The IRS doesn't treat gold as a special asset class. This means that no specific rules apply to gold when it comes to capital gains taxes. If you want to minimize your tax bill, the best way to do so is through smart general tax planning. This is the case not only for gold coins and ingots, but also for most ETFs (exchange-traded funds), which are subject to taxes of 28%.
One of the best ways to minimize your tax bill is by investing in a Roth IRA Gold account, which allows you to invest in gold without incurring any capital gains taxes. Many investors, including financial advisors, have trouble owning these investments. They assume, incorrectly, that since the gold ETF is traded like a stock, it will also be taxed as a stock, which is subject to a long-term capital gains rate of 15 or 20%. Investors often perceive the high costs of owning gold as profit margins and storage fees for physical gold, or management fees and trading costs of gold funds. In reality, taxes can represent a significant cost of owning gold and other precious metals.
Fortunately, there is a relatively easy way to minimize the tax implications of owning gold and other precious metals. Individual investors, Sprott Physical Bullion Trusts, can offer more favourable tax treatment than comparable ETFs. Because trusts are based in Canada and are classified as Passive Foreign Investment Companies (PFIC), U.S. UU.
Non-corporate investors are entitled to standard long-term capital gains rates for the sale or repayment of their shares. Again, these rates are 15% or 20%, depending on revenue, for units held for more than a year at the time of sale. While no investor likes to fill out additional tax forms, the tax savings that come from owning gold through one of the Sprott Physical Bullion Trusts and running for annual elections can be worthwhile. To learn more about Sprott Physical Bullion Trusts, ask your financial advisor or Sprott representative for more information.
Royal Bank Plaza, South Tower 200 Bay Street Suite 2600 Toronto, Ontario M5J 2J1 Canada. A key to investing in gold successfully is to minimize taxes on your profits. Gold is often taxed differently than other investments, and tax rules vary depending on which of the many different ways to invest in gold you choose. The ingot is a collector's item according to the tax code.
That means you're not eligible for regular long-term capital gains treatment. On the other hand, ingot earnings held for longer than a year are taxed at a maximum tax rate of 28%. Bullion earnings held for a year or less are taxed as ordinary income. First, you can postpone your tax bill with a 1031 change.
This means that you reinvest the money from your gold sale by buying more gold and, if you meet the IRS requirements, all of these transactions will not be taxable. You only pay taxes when you sell your gold for cash, not when you buy more gold with that money. However, not all purchases or sales of precious metals need to be documented and reported. With Bullion Exchanges, you can learn to sell and buy gold and silver tax-free without losing your privacy.

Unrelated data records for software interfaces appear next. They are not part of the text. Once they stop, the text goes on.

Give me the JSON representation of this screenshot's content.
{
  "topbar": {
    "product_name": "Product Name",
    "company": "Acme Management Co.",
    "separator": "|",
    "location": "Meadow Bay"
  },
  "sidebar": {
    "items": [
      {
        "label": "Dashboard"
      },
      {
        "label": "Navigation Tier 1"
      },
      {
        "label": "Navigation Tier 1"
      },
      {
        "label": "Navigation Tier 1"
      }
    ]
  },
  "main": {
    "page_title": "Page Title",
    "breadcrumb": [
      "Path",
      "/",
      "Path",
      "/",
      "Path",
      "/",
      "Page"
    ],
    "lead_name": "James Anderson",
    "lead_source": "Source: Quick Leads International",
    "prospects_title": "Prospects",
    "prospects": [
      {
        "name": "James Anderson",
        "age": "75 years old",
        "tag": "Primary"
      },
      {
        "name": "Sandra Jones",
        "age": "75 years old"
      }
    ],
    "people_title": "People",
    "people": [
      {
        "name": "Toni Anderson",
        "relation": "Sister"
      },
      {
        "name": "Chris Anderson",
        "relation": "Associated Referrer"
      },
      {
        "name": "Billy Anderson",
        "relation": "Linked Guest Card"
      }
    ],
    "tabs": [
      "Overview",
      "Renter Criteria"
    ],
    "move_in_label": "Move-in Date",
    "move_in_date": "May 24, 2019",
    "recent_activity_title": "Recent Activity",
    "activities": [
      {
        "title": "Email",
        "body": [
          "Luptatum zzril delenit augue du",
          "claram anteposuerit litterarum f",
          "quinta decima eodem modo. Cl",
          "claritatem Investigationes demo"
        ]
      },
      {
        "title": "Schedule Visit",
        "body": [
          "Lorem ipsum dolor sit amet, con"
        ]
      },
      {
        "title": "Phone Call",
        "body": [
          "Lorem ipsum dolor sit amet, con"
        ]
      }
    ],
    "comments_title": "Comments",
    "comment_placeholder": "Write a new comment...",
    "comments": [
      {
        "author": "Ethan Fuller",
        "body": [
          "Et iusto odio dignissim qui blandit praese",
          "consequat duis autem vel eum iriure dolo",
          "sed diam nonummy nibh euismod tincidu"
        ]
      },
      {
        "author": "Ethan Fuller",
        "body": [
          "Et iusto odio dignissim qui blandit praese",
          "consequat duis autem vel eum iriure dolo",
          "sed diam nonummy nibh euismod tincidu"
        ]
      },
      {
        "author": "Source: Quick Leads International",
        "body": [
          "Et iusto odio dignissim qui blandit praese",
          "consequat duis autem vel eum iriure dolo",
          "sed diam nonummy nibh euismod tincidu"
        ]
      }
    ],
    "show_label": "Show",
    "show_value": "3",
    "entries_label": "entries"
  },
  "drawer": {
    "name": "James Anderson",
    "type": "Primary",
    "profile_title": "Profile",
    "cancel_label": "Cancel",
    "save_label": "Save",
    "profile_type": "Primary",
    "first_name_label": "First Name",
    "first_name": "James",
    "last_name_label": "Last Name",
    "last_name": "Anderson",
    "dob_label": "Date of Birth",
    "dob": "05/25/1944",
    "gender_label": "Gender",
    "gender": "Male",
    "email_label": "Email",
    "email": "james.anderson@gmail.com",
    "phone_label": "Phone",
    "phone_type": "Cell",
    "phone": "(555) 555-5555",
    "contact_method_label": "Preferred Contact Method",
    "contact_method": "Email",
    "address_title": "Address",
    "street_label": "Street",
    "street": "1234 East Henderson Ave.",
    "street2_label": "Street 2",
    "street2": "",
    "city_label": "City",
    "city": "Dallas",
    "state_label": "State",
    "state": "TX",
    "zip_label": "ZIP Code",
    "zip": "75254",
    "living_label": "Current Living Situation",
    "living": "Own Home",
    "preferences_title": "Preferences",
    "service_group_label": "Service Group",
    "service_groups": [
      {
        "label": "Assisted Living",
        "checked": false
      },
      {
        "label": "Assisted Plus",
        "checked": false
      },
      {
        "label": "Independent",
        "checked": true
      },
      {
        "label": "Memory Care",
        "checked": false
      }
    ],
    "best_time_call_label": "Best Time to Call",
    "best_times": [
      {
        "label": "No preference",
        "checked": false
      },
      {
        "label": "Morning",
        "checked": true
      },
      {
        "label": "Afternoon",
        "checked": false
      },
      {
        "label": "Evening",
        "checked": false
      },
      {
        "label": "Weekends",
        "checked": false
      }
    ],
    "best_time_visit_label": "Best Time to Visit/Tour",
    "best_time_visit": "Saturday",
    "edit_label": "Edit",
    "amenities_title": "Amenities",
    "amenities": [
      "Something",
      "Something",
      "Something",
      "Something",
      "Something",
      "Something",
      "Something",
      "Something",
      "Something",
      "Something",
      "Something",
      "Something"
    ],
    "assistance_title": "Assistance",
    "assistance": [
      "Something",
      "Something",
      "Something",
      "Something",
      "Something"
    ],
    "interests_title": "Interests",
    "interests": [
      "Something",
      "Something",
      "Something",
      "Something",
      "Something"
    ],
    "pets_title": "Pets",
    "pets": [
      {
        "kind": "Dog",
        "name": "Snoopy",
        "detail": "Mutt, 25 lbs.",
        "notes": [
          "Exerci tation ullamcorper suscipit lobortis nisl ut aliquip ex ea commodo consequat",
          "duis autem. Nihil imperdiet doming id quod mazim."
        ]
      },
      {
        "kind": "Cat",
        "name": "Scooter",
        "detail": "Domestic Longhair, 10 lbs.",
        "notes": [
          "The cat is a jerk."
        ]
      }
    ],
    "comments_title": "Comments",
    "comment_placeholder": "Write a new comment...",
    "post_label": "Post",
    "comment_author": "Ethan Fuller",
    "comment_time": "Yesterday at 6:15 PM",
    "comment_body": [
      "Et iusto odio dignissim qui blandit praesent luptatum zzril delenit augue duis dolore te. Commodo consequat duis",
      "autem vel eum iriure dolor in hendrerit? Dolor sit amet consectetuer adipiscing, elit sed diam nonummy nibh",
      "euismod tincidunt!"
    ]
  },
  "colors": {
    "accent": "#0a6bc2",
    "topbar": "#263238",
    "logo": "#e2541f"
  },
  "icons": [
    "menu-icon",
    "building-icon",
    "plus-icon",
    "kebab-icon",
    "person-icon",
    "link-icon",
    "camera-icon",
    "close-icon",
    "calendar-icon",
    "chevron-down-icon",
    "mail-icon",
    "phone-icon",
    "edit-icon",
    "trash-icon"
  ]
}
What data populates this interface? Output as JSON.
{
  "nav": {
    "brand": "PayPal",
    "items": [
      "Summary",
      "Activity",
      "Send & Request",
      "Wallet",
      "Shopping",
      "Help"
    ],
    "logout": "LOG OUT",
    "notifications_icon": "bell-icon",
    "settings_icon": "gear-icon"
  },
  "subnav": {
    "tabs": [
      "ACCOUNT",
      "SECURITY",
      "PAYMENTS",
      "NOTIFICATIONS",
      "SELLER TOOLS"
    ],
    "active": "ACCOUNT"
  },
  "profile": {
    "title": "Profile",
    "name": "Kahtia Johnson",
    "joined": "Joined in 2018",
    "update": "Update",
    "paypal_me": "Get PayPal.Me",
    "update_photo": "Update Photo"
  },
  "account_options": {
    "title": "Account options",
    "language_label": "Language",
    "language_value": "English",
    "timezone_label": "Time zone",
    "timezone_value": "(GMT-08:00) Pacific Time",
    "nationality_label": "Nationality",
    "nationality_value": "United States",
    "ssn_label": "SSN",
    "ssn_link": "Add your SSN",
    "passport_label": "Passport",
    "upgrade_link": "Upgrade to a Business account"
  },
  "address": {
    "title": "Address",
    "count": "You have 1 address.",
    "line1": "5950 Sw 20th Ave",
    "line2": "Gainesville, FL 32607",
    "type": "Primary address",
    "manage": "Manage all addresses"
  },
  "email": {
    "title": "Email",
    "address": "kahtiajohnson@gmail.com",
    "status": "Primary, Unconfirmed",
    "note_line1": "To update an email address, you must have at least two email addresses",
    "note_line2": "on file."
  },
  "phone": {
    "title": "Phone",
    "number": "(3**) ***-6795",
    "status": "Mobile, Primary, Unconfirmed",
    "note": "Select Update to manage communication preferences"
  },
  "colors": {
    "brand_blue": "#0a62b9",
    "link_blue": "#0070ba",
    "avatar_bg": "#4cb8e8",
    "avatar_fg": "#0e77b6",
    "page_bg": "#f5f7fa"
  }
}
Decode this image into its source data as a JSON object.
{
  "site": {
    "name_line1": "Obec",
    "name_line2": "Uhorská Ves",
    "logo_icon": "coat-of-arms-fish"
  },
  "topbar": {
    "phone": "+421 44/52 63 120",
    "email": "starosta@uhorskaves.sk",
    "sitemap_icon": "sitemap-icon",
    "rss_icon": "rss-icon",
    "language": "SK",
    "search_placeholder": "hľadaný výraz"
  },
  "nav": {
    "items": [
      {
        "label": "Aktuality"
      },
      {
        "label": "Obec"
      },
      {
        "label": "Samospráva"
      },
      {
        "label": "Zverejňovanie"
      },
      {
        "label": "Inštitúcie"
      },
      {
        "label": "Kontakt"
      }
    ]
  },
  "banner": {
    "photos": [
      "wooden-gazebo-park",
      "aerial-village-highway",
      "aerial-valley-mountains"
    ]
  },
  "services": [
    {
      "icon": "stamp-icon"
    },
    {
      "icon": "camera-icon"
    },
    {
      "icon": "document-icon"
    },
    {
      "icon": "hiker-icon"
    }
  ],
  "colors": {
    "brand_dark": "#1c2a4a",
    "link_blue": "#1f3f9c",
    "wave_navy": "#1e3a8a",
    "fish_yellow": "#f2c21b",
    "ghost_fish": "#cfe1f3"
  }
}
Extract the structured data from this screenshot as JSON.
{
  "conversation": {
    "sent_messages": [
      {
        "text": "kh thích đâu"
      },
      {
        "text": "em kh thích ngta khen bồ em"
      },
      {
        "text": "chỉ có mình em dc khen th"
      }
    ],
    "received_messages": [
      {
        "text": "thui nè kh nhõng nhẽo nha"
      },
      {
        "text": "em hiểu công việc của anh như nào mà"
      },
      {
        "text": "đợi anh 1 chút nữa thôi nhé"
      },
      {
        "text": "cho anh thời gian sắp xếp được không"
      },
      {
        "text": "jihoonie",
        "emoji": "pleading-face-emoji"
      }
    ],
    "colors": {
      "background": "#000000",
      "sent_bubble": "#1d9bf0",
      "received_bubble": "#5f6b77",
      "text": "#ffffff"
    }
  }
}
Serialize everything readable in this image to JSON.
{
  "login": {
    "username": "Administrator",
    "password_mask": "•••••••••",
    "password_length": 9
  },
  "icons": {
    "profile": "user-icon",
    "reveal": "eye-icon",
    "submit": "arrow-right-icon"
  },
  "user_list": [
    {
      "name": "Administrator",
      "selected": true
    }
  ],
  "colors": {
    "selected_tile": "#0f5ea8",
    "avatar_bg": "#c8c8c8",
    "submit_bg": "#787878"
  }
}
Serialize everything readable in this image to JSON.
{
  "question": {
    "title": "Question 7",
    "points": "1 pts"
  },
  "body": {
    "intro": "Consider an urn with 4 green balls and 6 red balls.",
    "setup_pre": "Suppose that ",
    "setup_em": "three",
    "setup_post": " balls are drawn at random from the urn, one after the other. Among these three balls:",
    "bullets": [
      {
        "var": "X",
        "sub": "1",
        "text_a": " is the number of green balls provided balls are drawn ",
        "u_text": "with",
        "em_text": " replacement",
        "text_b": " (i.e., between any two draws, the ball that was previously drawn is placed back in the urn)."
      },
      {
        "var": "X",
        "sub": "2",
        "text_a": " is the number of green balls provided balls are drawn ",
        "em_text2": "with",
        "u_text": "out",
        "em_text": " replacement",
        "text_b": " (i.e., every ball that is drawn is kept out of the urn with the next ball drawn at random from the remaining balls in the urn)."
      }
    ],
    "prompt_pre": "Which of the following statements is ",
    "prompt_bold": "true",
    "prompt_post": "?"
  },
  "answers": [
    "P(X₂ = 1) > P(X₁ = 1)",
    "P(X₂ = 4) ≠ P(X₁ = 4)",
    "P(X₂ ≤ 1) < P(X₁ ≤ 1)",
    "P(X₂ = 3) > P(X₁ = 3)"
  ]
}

Please note that IRS reporting requirements may vary by state and change. Therefore, always check the information where you live before buying. . A particularly good approach is to look for ETFs and mutual funds that specify this approach in their investments.
Assets, such as futures contracts and options, are not considered investments in physical assets, so the IRS treats them as ordinary capital gains with a maximum rate of 20%. This fund buys several gold futures contracts that should have basically the same return as a gold index that the fund is trying to track, although there are anomalies in the futures markets that can cause deviations. Gold exchange-traded bonds (ETN) are debt securities in which the rate of return is linked to an underlying gold index. Gold futures contracts are an agreement to buy or sell at a specific price, place and time, a standard quality and quantity of gold.
For example, VanEck Merk Gold (OUNZ) owns gold ingots and stores them in vaults, but allows investors to exchange their shares for ingots or bullion coins. Alternatively, a physical gold CEF is a direct investment in gold, but it has the benefit of taxes on LTCG rates. In other words, gold coins are taxed based on their total value, rather than just weighing the amount of gold they are made of. The restriction was intended to reduce gold hoarding, which according to the gold monetary standard was stifling economic growth, and lasted more than 40 years before being lifted in 1975. Whether through a brokerage account or through a Roth account or a traditional IRA, individuals can also invest in gold indirectly through a variety of funds, gold mining company stocks and other vehicles, including exchange-traded funds (ETFs) and publicly traded banknotes.
While secondary investments in gold, such as gold mining stocks, mutual funds, ETFs or TNCs, may generate lower returns before taxes, after-tax returns may be more attractive. The after-tax annualized return on gold coins is the lowest, approximately one percentage point lower than that of the gold investment fund, which receives the LTCG treatment. And since gold is an investment asset, when you sell your gold and make a profit, it's taxed as capital gains. The profit margins of gold bars are usually lower than those of country-specific gold coins, but both are collectibles for tax purposes.